WHAT IS BEING ASKED:
Among the records that follow, find each line holding the word "kbps" and copy it.

Excerpts from an interface dataset:
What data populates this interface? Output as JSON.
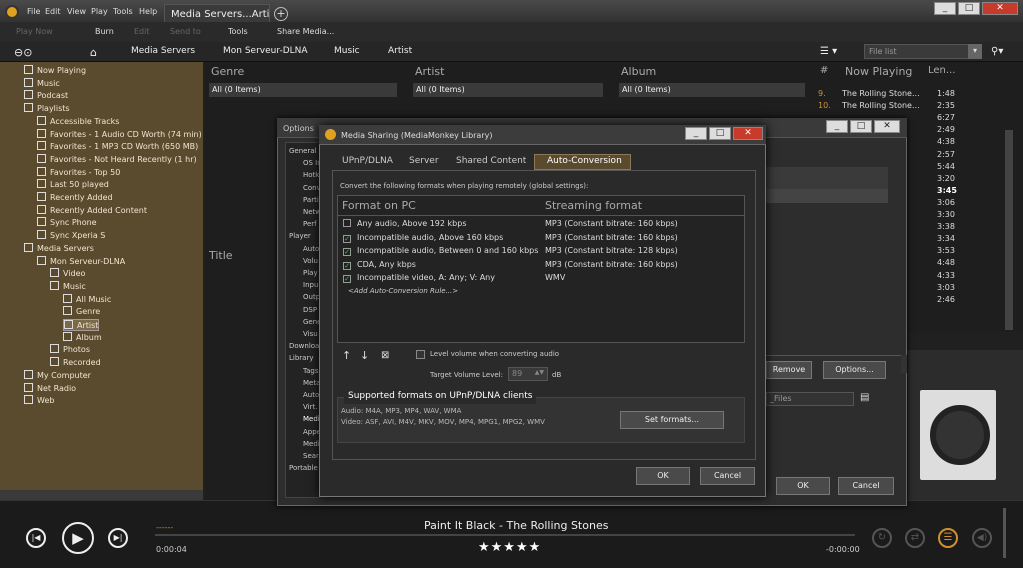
{
  "menu": [
    "File",
    "Edit",
    "View",
    "Play",
    "Tools",
    "Help"
  ],
  "tab_title": "Media Servers...Artist",
  "toolbar": {
    "play_now": "Play Now",
    "burn": "Burn",
    "edit": "Edit",
    "send_to": "Send to",
    "tools": "Tools",
    "share": "Share Media..."
  },
  "breadcrumb": [
    "Media Servers",
    "Mon Serveur-DLNA",
    "Music",
    "Artist"
  ],
  "file_list_placeholder": "File list",
  "tree": [
    {
      "label": "Now Playing",
      "indent": 0
    },
    {
      "label": "Music",
      "indent": 0
    },
    {
      "label": "Podcast",
      "indent": 0
    },
    {
      "label": "Playlists",
      "indent": 0
    },
    {
      "label": "Accessible Tracks",
      "indent": 1
    },
    {
      "label": "Favorites - 1 Audio CD Worth (74 min)",
      "indent": 1
    },
    {
      "label": "Favorites - 1 MP3 CD Worth (650 MB)",
      "indent": 1
    },
    {
      "label": "Favorites - Not Heard Recently (1 hr)",
      "indent": 1
    },
    {
      "label": "Favorites - Top 50",
      "indent": 1
    },
    {
      "label": "Last 50 played",
      "indent": 1
    },
    {
      "label": "Recently Added",
      "indent": 1
    },
    {
      "label": "Recently Added Content",
      "indent": 1
    },
    {
      "label": "Sync Phone",
      "indent": 1
    },
    {
      "label": "Sync Xperia S",
      "indent": 1
    },
    {
      "label": "Media Servers",
      "indent": 0
    },
    {
      "label": "Mon Serveur-DLNA",
      "indent": 1
    },
    {
      "label": "Video",
      "indent": 2
    },
    {
      "label": "Music",
      "indent": 2
    },
    {
      "label": "All Music",
      "indent": 3
    },
    {
      "label": "Genre",
      "indent": 3
    },
    {
      "label": "Artist",
      "indent": 3
    },
    {
      "label": "Album",
      "indent": 3
    },
    {
      "label": "Photos",
      "indent": 2
    },
    {
      "label": "Recorded",
      "indent": 2
    },
    {
      "label": "My Computer",
      "indent": 0
    },
    {
      "label": "Net Radio",
      "indent": 0
    },
    {
      "label": "Web",
      "indent": 0
    }
  ],
  "columns": {
    "genre": "Genre",
    "artist": "Artist",
    "album": "Album",
    "all_items": "All (0 Items)",
    "title": "Title"
  },
  "now_playing": {
    "hash": "#",
    "header": "Now Playing",
    "len": "Len...",
    "rows": [
      {
        "n": "9.",
        "title": "The Rolling Stone...",
        "len": "1:48"
      },
      {
        "n": "10.",
        "title": "The Rolling Stone...",
        "len": "2:35"
      },
      {
        "n": "",
        "title": "",
        "len": "6:27"
      },
      {
        "n": "",
        "title": "",
        "len": "2:49"
      },
      {
        "n": "",
        "title": "",
        "len": "4:38"
      },
      {
        "n": "",
        "title": "",
        "len": "2:57"
      },
      {
        "n": "",
        "title": "",
        "len": "5:44"
      },
      {
        "n": "",
        "title": "",
        "len": "3:20"
      },
      {
        "n": "",
        "title": "",
        "len": "3:45"
      },
      {
        "n": "",
        "title": "",
        "len": "3:06"
      },
      {
        "n": "",
        "title": "",
        "len": "3:30"
      },
      {
        "n": "",
        "title": "",
        "len": "3:38"
      },
      {
        "n": "",
        "title": "",
        "len": "3:34"
      },
      {
        "n": "",
        "title": "",
        "len": "3:53"
      },
      {
        "n": "",
        "title": "",
        "len": "4:48"
      },
      {
        "n": "",
        "title": "",
        "len": "4:33"
      },
      {
        "n": "",
        "title": "",
        "len": "3:03"
      },
      {
        "n": "",
        "title": "",
        "len": "2:46"
      }
    ]
  },
  "options_dialog": {
    "title": "Options",
    "ok": "OK",
    "cancel": "Cancel",
    "remove": "Remove",
    "options_btn": "Options...",
    "files_field": "_Files",
    "selected_tab": "ected",
    "categories": [
      "General",
      "OS In",
      "Hotk",
      "Conv",
      "Parti",
      "Netw",
      "Perf",
      "Player",
      "Auto",
      "Volu",
      "Play",
      "Inpu",
      "Outp",
      "DSP",
      "Gene",
      "Visu",
      "Download",
      "Library",
      "Tags",
      "Meta",
      "Auto",
      "Virt.",
      "Medi",
      "Appe",
      "Medi",
      "Sear",
      "Portable"
    ]
  },
  "sharing_dialog": {
    "title": "Media Sharing (MediaMonkey Library)",
    "tabs": [
      "UPnP/DLNA",
      "Server",
      "Shared Content",
      "Auto-Conversion"
    ],
    "intro": "Convert the following formats when playing remotely (global settings):",
    "col_format": "Format on PC",
    "col_stream": "Streaming format",
    "rules": [
      {
        "checked": false,
        "format": "Any audio, Above 192 kbps",
        "stream": "MP3 (Constant bitrate: 160 kbps)"
      },
      {
        "checked": true,
        "format": "Incompatible audio, Above 160 kbps",
        "stream": "MP3 (Constant bitrate: 160 kbps)"
      },
      {
        "checked": true,
        "format": "Incompatible audio, Between 0 and 160 kbps",
        "stream": "MP3 (Constant bitrate: 128 kbps)"
      },
      {
        "checked": true,
        "format": "CDA, Any kbps",
        "stream": "MP3 (Constant bitrate: 160 kbps)"
      },
      {
        "checked": true,
        "format": "Incompatible video, A: Any; V: Any",
        "stream": "WMV"
      }
    ],
    "add_rule": "<Add Auto-Conversion Rule...>",
    "level_volume": "Level volume when converting audio",
    "target_volume_label": "Target Volume Level:",
    "target_volume_value": "89",
    "db": "dB",
    "supported_title": "Supported formats on UPnP/DLNA clients",
    "audio_formats": "Audio: M4A, MP3, MP4, WAV, WMA",
    "video_formats": "Video: ASF, AVI, M4V, MKV, MOV, MP4, MPG1, MPG2, WMV",
    "set_formats": "Set formats...",
    "ok": "OK",
    "cancel": "Cancel"
  },
  "player": {
    "track": "Paint It Black - The Rolling Stones",
    "elapsed": "0:00:04",
    "remaining": "-0:00:00",
    "rating": "★★★★★",
    "seek": "------"
  },
  "colors": {
    "accent": "#d09030",
    "tree_bg": "#5a4a2e"
  }
}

EXERCISE SOLUTION:
        "format": "Any audio, Above 192 kbps",
        "stream": "MP3 (Constant bitrate: 160 kbps)"
        "format": "Incompatible audio, Above 160 kbps",
        "stream": "MP3 (Constant bitrate: 160 kbps)"
        "format": "Incompatible audio, Between 0 and 160 kbps",
        "stream": "MP3 (Constant bitrate: 128 kbps)"
        "format": "CDA, Any kbps",
        "stream": "MP3 (Constant bitrate: 160 kbps)"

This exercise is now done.